▸ Directions
How many lines of the data include the string "text"? State that number alone.
☆ ☆ ☆
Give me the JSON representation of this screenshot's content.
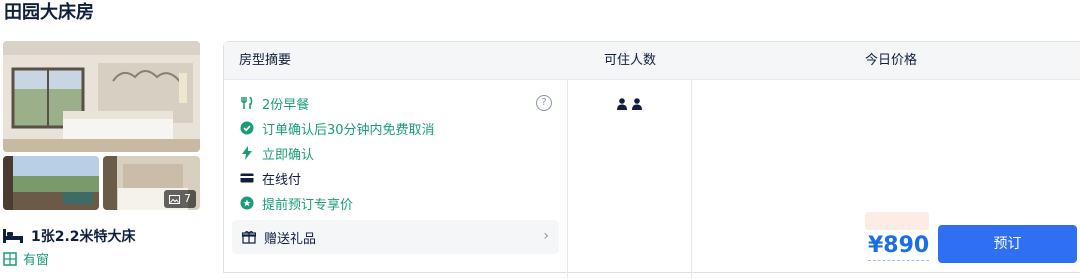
{
  "room": {
    "title": "田园大床房",
    "photo_count": "7",
    "bed": "1张2.2米特大床",
    "window": "有窗"
  },
  "table": {
    "headers": {
      "summary": "房型摘要",
      "guests": "可住人数",
      "price": "今日价格"
    },
    "benefits": [
      {
        "icon": "fork-knife-icon",
        "text": "2份早餐",
        "color": "#1a9c7b"
      },
      {
        "icon": "check-circle-icon",
        "text": "订单确认后30分钟内免费取消",
        "color": "#1a9c7b"
      },
      {
        "icon": "lightning-icon",
        "text": "立即确认",
        "color": "#1a9c7b"
      },
      {
        "icon": "card-icon",
        "text": "在线付",
        "color": "#0f1f3d"
      },
      {
        "icon": "star-badge-icon",
        "text": "提前预订专享价",
        "color": "#1a9c7b"
      }
    ],
    "gift": "赠送礼品",
    "guests_icon": "two-person-icon",
    "price": "¥890",
    "book_label": "预订"
  },
  "colors": {
    "accent_green": "#1a9c7b",
    "accent_blue": "#2f6ff2",
    "price_blue": "#1a6fe8"
  }
}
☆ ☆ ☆
▸ Solution
5